(Dataset items)
──────────

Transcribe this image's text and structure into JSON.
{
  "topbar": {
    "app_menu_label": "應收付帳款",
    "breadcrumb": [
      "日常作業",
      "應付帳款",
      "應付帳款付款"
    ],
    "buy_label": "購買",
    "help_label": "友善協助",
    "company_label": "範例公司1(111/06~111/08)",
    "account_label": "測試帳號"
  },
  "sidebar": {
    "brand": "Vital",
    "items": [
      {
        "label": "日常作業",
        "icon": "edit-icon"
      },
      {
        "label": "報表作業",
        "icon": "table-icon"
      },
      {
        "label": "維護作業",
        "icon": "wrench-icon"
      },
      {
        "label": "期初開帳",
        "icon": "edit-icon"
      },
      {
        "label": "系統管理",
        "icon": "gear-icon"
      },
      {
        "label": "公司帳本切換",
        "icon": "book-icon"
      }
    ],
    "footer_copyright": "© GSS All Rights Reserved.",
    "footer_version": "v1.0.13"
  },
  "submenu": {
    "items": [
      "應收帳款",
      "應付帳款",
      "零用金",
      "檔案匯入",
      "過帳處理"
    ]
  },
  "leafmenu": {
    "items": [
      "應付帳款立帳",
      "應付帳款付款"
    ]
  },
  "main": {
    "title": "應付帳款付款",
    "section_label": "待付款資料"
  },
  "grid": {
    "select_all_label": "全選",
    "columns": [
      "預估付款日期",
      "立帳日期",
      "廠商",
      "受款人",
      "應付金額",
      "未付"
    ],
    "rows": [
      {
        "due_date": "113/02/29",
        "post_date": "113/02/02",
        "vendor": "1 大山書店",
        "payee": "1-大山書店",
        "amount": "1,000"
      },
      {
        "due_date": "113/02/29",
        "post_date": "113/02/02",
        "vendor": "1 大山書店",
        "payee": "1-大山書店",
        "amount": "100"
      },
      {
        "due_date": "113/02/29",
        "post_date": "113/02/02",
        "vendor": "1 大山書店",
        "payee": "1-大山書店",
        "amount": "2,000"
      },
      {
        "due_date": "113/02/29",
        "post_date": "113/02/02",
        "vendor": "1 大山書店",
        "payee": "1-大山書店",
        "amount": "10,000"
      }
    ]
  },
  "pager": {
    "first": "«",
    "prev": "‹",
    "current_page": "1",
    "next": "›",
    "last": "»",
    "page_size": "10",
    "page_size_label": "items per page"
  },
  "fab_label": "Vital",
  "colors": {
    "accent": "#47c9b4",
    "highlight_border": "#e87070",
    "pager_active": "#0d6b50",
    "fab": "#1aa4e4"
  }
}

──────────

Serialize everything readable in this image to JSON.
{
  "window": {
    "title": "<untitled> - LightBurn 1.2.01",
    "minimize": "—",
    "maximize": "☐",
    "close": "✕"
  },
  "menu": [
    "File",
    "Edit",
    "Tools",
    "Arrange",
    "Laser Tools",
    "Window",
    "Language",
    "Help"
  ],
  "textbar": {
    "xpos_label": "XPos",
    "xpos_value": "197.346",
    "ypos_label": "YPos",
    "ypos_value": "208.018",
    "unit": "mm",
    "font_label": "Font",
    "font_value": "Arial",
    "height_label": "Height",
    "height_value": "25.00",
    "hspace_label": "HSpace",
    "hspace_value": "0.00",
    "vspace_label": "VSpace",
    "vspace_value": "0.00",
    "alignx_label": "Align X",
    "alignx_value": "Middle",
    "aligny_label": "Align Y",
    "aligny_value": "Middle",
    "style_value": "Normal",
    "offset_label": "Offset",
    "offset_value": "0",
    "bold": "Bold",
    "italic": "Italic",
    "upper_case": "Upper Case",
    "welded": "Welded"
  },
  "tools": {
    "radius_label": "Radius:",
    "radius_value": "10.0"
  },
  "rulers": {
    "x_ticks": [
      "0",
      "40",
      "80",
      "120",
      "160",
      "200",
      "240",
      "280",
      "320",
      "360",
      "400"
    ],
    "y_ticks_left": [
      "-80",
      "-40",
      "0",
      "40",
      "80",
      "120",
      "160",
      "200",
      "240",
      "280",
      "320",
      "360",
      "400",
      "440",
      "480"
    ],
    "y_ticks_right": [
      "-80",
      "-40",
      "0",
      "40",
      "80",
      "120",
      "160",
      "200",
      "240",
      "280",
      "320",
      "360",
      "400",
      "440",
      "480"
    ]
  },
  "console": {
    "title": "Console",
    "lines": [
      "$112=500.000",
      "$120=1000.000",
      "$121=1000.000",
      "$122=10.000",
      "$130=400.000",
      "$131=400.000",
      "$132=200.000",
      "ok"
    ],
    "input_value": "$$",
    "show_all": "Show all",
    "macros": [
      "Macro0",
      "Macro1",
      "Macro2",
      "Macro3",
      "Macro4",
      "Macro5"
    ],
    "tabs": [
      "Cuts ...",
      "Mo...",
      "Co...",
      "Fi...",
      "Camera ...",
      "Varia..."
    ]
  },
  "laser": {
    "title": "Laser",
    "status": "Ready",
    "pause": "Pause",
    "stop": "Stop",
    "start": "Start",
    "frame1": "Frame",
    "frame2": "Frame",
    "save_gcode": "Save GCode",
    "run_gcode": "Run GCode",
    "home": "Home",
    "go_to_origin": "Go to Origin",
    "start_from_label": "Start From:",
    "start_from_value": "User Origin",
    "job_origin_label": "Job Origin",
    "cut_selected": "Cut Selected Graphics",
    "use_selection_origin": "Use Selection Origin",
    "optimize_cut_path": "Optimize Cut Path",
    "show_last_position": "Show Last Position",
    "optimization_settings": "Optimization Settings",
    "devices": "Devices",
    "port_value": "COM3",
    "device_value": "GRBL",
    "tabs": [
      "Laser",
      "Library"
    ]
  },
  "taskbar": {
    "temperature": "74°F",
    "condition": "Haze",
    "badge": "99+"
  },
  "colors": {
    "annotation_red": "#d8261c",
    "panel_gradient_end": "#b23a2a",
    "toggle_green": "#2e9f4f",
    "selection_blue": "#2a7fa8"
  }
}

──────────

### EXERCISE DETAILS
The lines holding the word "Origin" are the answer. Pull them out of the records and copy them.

### ANSWER TO THIS EXERCISE
    "go_to_origin": "Go to Origin",
    "start_from_value": "User Origin",
    "job_origin_label": "Job Origin",
    "use_selection_origin": "Use Selection Origin",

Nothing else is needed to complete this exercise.